In a universe where reality and virtual reality no longer have a distinctive bifurcation of differentiating margins, the qualitative conditioning of terminating that video drone is of no greater consequence than denying an application for Federal Disability Retirement benefits.

The key, then, is how best to awaken the sleepy eyes of the Administrative Specialist at OPM?  In real life, medical conditions have a traumatic impact upon life’s otherwise uneventful discourses.

How to convey that narrative to a bureaucracy and administrative process is the question of paramount importance.  How to shake up the slumbering mind overtaken with years of callous disregard, and pull from the insular universe of self-containment the reality of one’s condition, depends upon the medical documentation, the statement of disability, and the legal argumentation propounded in a compendium of discourse which will touch the soul.  That is the ultimate art of legal training.

Sincerely,

Robert R. McGill, Esquire

 

Federal Employee Disability Retirement: Twilight’s Landing

Sleep is often the category of escape; restorative sleep, a palliative prescription for a medical condition.  Upon closing one’s eyelids, the images which pervade from the day’s stimuli slowly recede as the dark chasm of one’s own consciousness begins to fade, and sleep begins to overtake, leading us into that shadow of twilight’s landing.

It is when chronic pain, discomfort, and the gnawing neurons which fail to relax but continue to send signals of dismay and distress, that the world of wakefulness and the dawn of sleep fail to switch off; or the continuing anxiety, depression or panic attacks control and jolt one into the awareness of darkness.  Medical conditions have an impact not only upon the daytime soul, but in the sleeplessness of non-sleep as well.

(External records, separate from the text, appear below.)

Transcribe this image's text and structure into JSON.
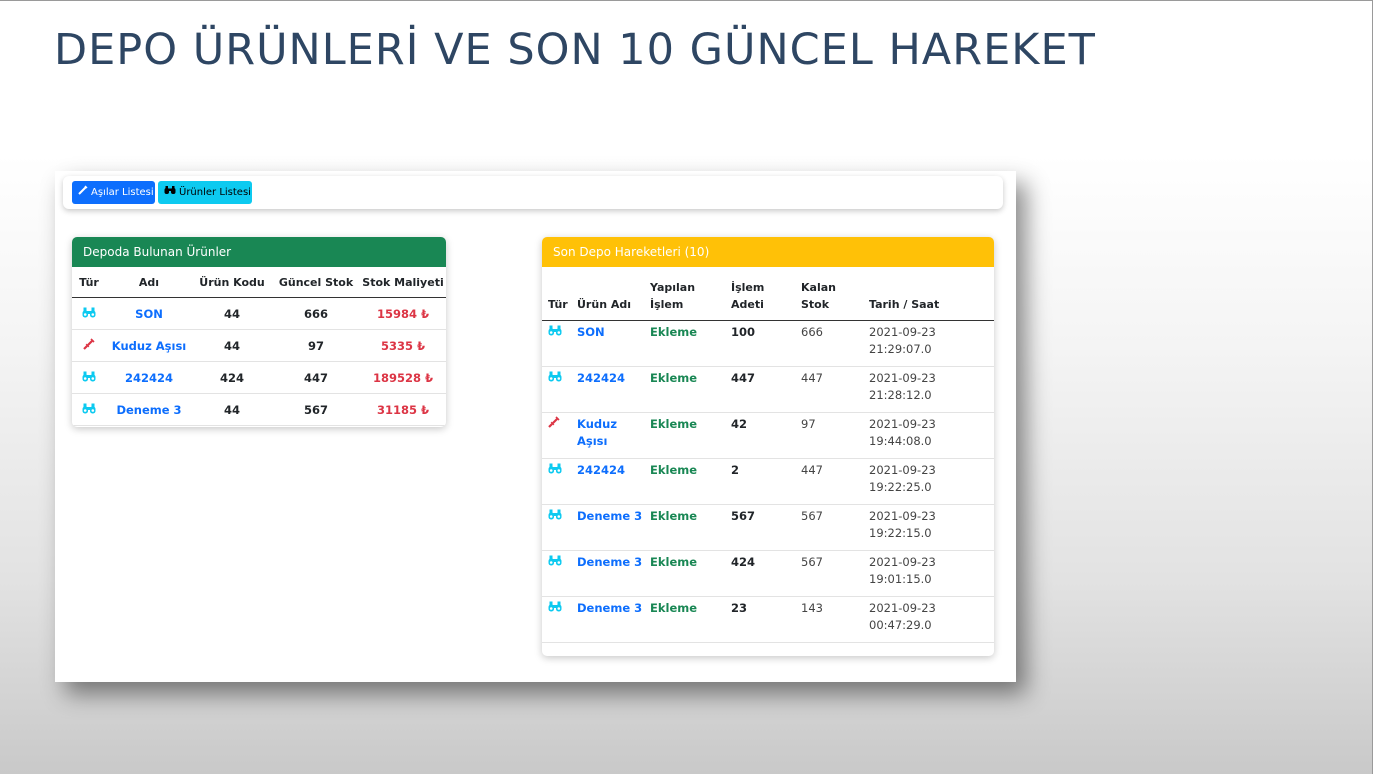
{
  "slide": {
    "title": "DEPO ÜRÜNLERİ VE SON 10 GÜNCEL HAREKET"
  },
  "navbar": {
    "buttons": [
      {
        "label": "Aşılar Listesi",
        "icon": "syringe-icon",
        "color": "#0d6efd"
      },
      {
        "label": "Ürünler Listesi",
        "icon": "binoculars-icon",
        "color": "#0dcaf0"
      }
    ]
  },
  "depot_products": {
    "header": "Depoda Bulunan Ürünler",
    "columns": [
      "Tür",
      "Adı",
      "Ürün Kodu",
      "Güncel Stok",
      "Stok Maliyeti"
    ],
    "rows": [
      {
        "type_icon": "binoculars-icon",
        "name": "SON",
        "code": "44",
        "stock": "666",
        "cost": "15984 ₺"
      },
      {
        "type_icon": "syringe-icon",
        "name": "Kuduz Aşısı",
        "code": "44",
        "stock": "97",
        "cost": "5335 ₺"
      },
      {
        "type_icon": "binoculars-icon",
        "name": "242424",
        "code": "424",
        "stock": "447",
        "cost": "189528 ₺"
      },
      {
        "type_icon": "binoculars-icon",
        "name": "Deneme 3",
        "code": "44",
        "stock": "567",
        "cost": "31185 ₺"
      }
    ]
  },
  "recent_movements": {
    "header": "Son Depo Hareketleri (10)",
    "columns": [
      "Tür",
      "Ürün Adı",
      "Yapılan İşlem",
      "İşlem Adeti",
      "Kalan Stok",
      "Tarih / Saat"
    ],
    "rows": [
      {
        "type_icon": "binoculars-icon",
        "name": "SON",
        "action": "Ekleme",
        "qty": "100",
        "remaining": "666",
        "date": "2021-09-23",
        "time": "21:29:07.0"
      },
      {
        "type_icon": "binoculars-icon",
        "name": "242424",
        "action": "Ekleme",
        "qty": "447",
        "remaining": "447",
        "date": "2021-09-23",
        "time": "21:28:12.0"
      },
      {
        "type_icon": "syringe-icon",
        "name": "Kuduz Aşısı",
        "action": "Ekleme",
        "qty": "42",
        "remaining": "97",
        "date": "2021-09-23",
        "time": "19:44:08.0"
      },
      {
        "type_icon": "binoculars-icon",
        "name": "242424",
        "action": "Ekleme",
        "qty": "2",
        "remaining": "447",
        "date": "2021-09-23",
        "time": "19:22:25.0"
      },
      {
        "type_icon": "binoculars-icon",
        "name": "Deneme 3",
        "action": "Ekleme",
        "qty": "567",
        "remaining": "567",
        "date": "2021-09-23",
        "time": "19:22:15.0"
      },
      {
        "type_icon": "binoculars-icon",
        "name": "Deneme 3",
        "action": "Ekleme",
        "qty": "424",
        "remaining": "567",
        "date": "2021-09-23",
        "time": "19:01:15.0"
      },
      {
        "type_icon": "binoculars-icon",
        "name": "Deneme 3",
        "action": "Ekleme",
        "qty": "23",
        "remaining": "143",
        "date": "2021-09-23",
        "time": "00:47:29.0"
      }
    ]
  },
  "colors": {
    "primary": "#0d6efd",
    "info": "#0dcaf0",
    "success": "#198754",
    "warning": "#ffc107",
    "danger": "#dc3545",
    "title": "#2e4663"
  }
}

For Federal and Postal workers who are formulating a Federal Disability Retirement application and preparing one’s Statement of Disability on SF 3112A, one aspect of the descriptive narrative which is often overlooked, both by the doctor as well as the Federal or Postal applicant, is the role that profound fatigue plays upon performing the essential elements of one’s job.  While often implicitly stated or otherwise inferentially contained, explicit extrapolation is important in order to convey all of the elements of one’s medical condition and their impact upon the Federal or Postal employee’s inability to perform one or more of the essential elements of one’s positional duties.

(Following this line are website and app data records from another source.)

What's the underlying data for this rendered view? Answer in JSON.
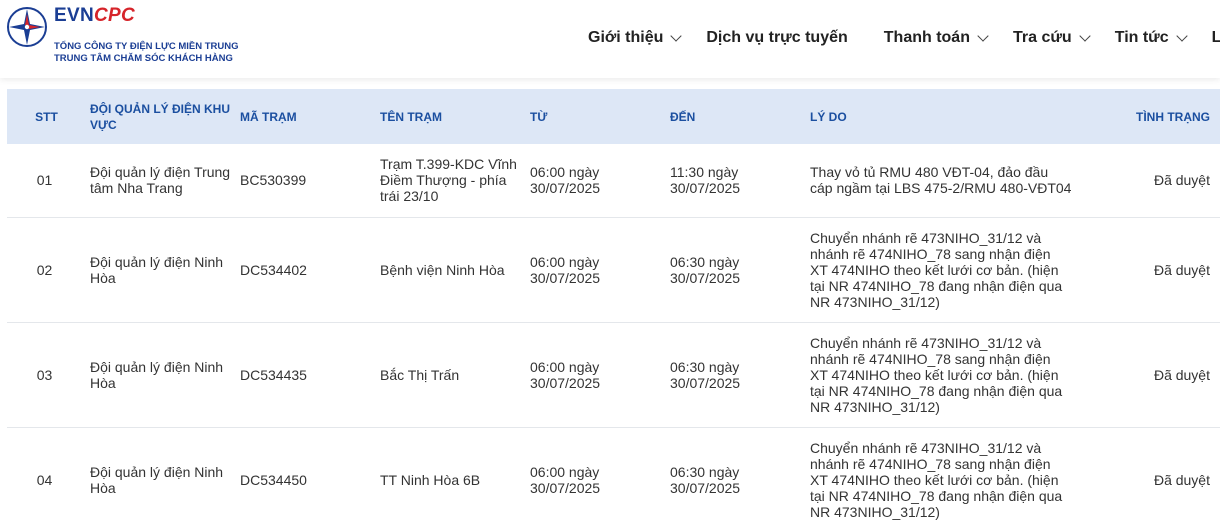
{
  "header": {
    "brand_evn": "EVN",
    "brand_cpc": "CPC",
    "subtitle_1": "TỔNG CÔNG TY ĐIỆN LỰC MIỀN TRUNG",
    "subtitle_2": "TRUNG TÂM CHĂM SÓC KHÁCH HÀNG"
  },
  "nav": {
    "items": [
      {
        "label": "Giới thiệu",
        "has_dropdown": true
      },
      {
        "label": "Dịch vụ trực tuyến",
        "has_dropdown": false
      },
      {
        "label": "Thanh toán",
        "has_dropdown": true
      },
      {
        "label": "Tra cứu",
        "has_dropdown": true
      },
      {
        "label": "Tin tức",
        "has_dropdown": true
      },
      {
        "label": "Liên",
        "has_dropdown": false
      }
    ]
  },
  "table": {
    "columns": [
      "STT",
      "ĐỘI QUẢN LÝ ĐIỆN KHU VỰC",
      "MÃ TRẠM",
      "TÊN TRẠM",
      "TỪ",
      "ĐẾN",
      "LÝ DO",
      "TÌNH TRẠNG"
    ],
    "rows": [
      {
        "stt": "01",
        "doi": "Đội quản lý điện Trung tâm Nha Trang",
        "ma": "BC530399",
        "ten": "Trạm T.399-KDC Vĩnh Điềm Thượng - phía trái 23/10",
        "tu": "06:00 ngày 30/07/2025",
        "den": "11:30 ngày 30/07/2025",
        "lydo": "Thay vỏ tủ RMU 480 VĐT-04, đảo đầu cáp ngầm tại LBS 475-2/RMU 480-VĐT04",
        "status": "Đã duyệt"
      },
      {
        "stt": "02",
        "doi": "Đội quản lý điện Ninh Hòa",
        "ma": "DC534402",
        "ten": "Bệnh viện Ninh Hòa",
        "tu": "06:00 ngày 30/07/2025",
        "den": "06:30 ngày 30/07/2025",
        "lydo": "Chuyển nhánh rẽ 473NIHO_31/12 và nhánh rẽ 474NIHO_78 sang nhận điện XT 474NIHO theo kết lưới cơ bản. (hiện tại NR 474NIHO_78 đang nhận điện qua NR 473NIHO_31/12)",
        "status": "Đã duyệt"
      },
      {
        "stt": "03",
        "doi": "Đội quản lý điện Ninh Hòa",
        "ma": "DC534435",
        "ten": "Bắc Thị Trấn",
        "tu": "06:00 ngày 30/07/2025",
        "den": "06:30 ngày 30/07/2025",
        "lydo": "Chuyển nhánh rẽ 473NIHO_31/12 và nhánh rẽ 474NIHO_78 sang nhận điện XT 474NIHO theo kết lưới cơ bản. (hiện tại NR 474NIHO_78 đang nhận điện qua NR 473NIHO_31/12)",
        "status": "Đã duyệt"
      },
      {
        "stt": "04",
        "doi": "Đội quản lý điện Ninh Hòa",
        "ma": "DC534450",
        "ten": "TT Ninh Hòa 6B",
        "tu": "06:00 ngày 30/07/2025",
        "den": "06:30 ngày 30/07/2025",
        "lydo": "Chuyển nhánh rẽ 473NIHO_31/12 và nhánh rẽ 474NIHO_78 sang nhận điện XT 474NIHO theo kết lưới cơ bản. (hiện tại NR 474NIHO_78 đang nhận điện qua NR 473NIHO_31/12)",
        "status": "Đã duyệt"
      }
    ]
  },
  "colors": {
    "brand_blue": "#1b3e94",
    "brand_red": "#d6242a",
    "header_row_bg": "#dde7f6",
    "header_text": "#1b4fa0"
  }
}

Perhaps one was reprimanded or suspended for “sleeping on the job”.  Was it mere laziness, or was the underlying medical condition the intermediate cause of an act or event otherwise seen as an insubordinate statement of defiance?  Reasons and rationales provided make all the difference in this very human universe of language games and counter-games.  For, in order to effectively submit a Federal Disability Retirement application through the U.S. Office of Personnel Management, whether the Federal employee or the U.S. Postal Worker is under FERS, CSRS or CSRS Offset, the important thing is to make sure and sufficiently describe and delineate the primary and secondary causes of one’s underlying medical conditions. This includes the inability to have restorative sleep, the profound and intractable fatigue one experiences, impacting upon one’s daily cognitive functions, etc.

Otherwise, the medical conditions are not adequately conveyed, and when one goes back to sleep in attempting to reach that twilight’s landing, the difficulties of the world will be magnified by another potential problem — a denial from the U.S. Office of Personnel Management, of one’s Federal Disability Retirement application.

Sincerely, Robert R. McGill, Esquire